- **Your objective**:
Count the lines in the records below that contain the word "认证方式", and give only that number.

- **The data**:
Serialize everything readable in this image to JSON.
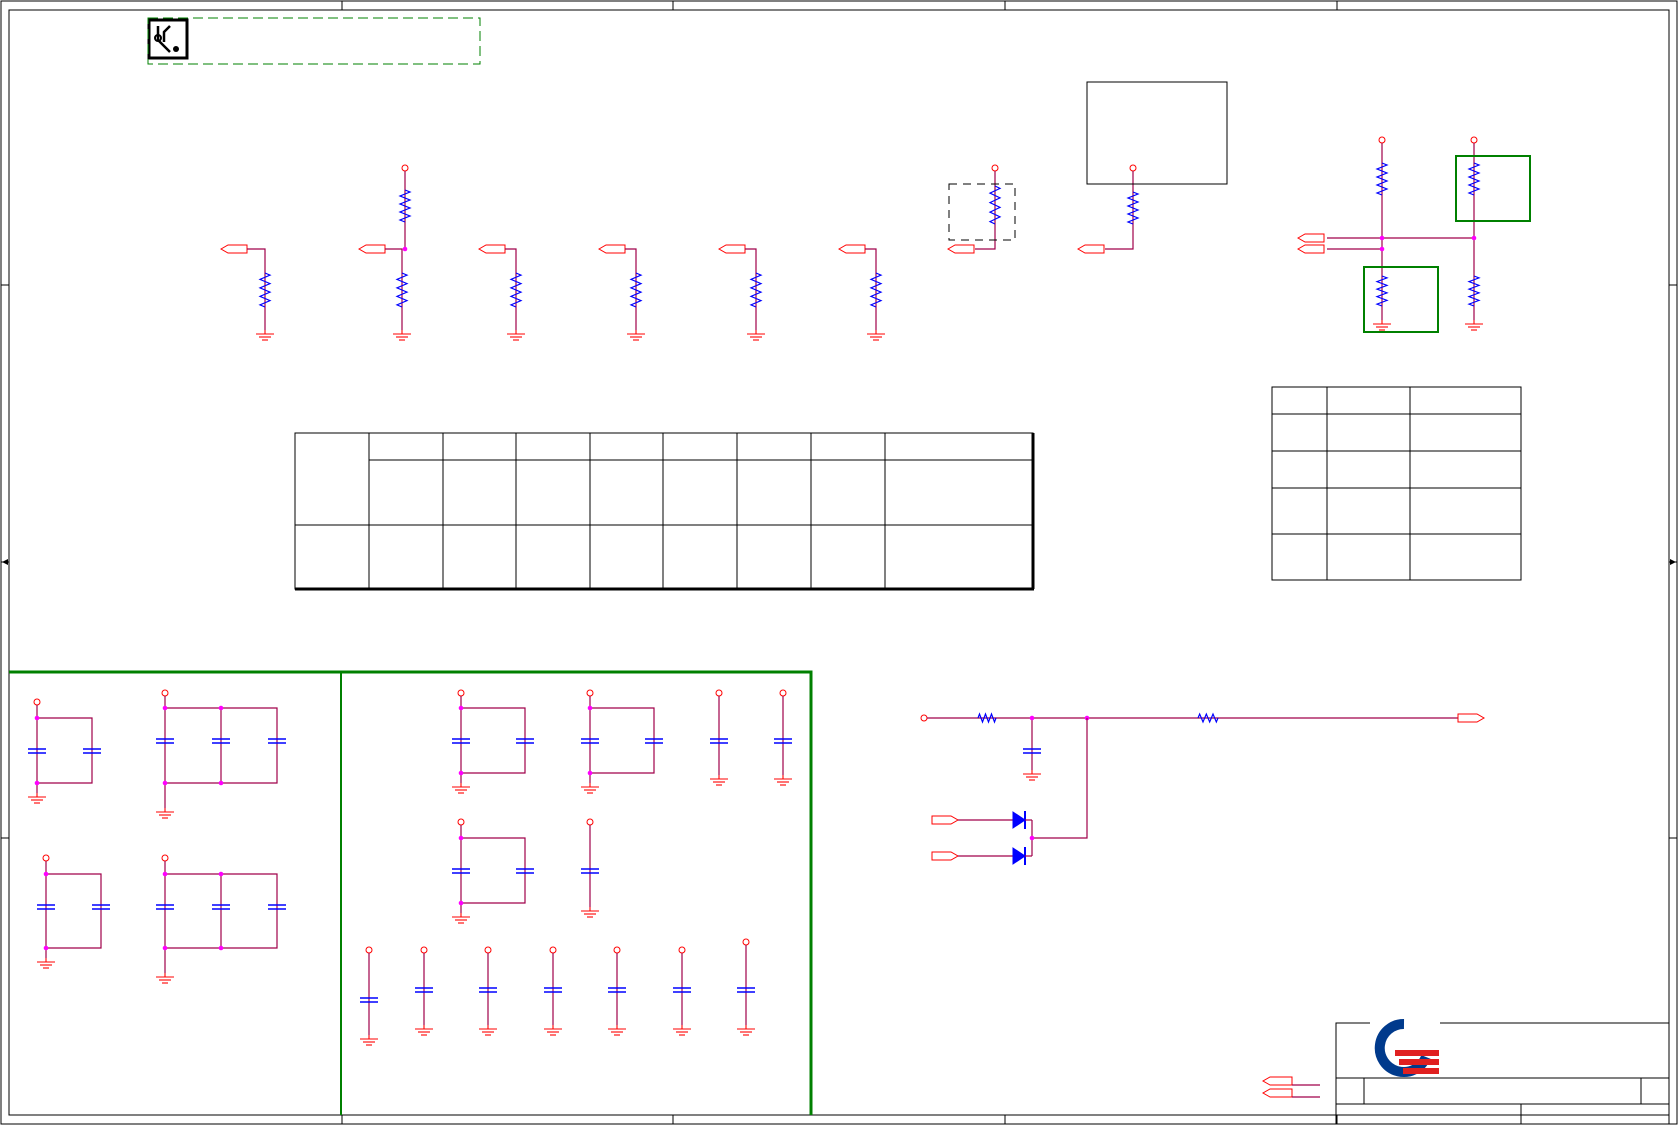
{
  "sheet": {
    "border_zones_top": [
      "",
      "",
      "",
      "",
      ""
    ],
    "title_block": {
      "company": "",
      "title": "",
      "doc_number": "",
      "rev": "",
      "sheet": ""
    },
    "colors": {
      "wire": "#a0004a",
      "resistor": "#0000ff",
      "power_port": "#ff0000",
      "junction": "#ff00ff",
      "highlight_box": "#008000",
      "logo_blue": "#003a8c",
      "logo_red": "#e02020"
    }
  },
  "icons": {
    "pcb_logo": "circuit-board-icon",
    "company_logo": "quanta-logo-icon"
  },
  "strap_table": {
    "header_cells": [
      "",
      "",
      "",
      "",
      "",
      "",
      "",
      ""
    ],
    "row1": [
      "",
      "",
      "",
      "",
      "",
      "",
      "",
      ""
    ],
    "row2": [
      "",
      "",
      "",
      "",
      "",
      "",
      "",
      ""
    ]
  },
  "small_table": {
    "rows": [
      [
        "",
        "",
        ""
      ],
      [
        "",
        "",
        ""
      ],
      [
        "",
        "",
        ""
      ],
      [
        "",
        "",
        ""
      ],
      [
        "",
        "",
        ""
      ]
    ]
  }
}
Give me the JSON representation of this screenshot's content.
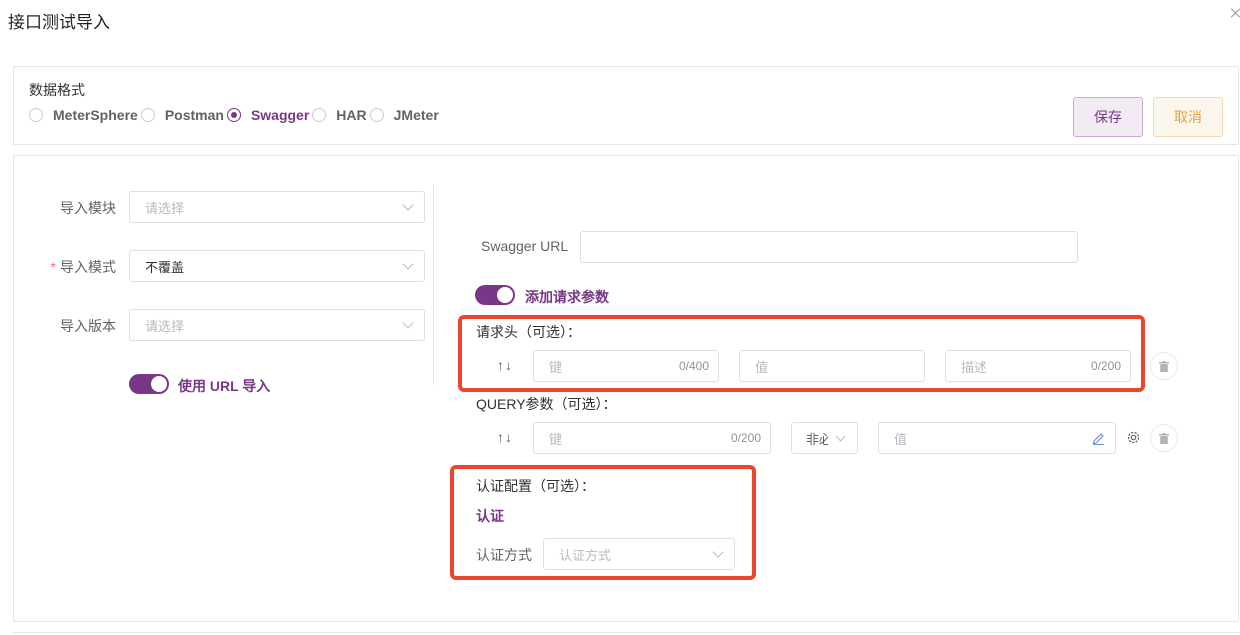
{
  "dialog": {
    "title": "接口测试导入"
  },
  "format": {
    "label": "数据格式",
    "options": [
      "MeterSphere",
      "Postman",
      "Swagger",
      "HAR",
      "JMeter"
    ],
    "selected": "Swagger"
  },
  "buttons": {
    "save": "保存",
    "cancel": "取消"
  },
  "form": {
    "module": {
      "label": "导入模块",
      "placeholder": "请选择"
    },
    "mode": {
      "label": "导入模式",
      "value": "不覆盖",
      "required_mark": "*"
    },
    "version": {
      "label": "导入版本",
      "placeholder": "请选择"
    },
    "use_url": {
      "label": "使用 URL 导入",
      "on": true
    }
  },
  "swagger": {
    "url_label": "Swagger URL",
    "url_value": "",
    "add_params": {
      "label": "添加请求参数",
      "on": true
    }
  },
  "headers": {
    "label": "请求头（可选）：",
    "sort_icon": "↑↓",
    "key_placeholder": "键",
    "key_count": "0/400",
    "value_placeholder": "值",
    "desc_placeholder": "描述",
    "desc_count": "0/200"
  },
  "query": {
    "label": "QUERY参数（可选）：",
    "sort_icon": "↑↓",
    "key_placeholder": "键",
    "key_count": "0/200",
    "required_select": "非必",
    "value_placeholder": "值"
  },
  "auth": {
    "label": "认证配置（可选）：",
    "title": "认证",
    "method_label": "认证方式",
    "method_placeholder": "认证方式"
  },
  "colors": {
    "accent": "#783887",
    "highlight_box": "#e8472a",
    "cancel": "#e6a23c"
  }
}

- **Task output**:
2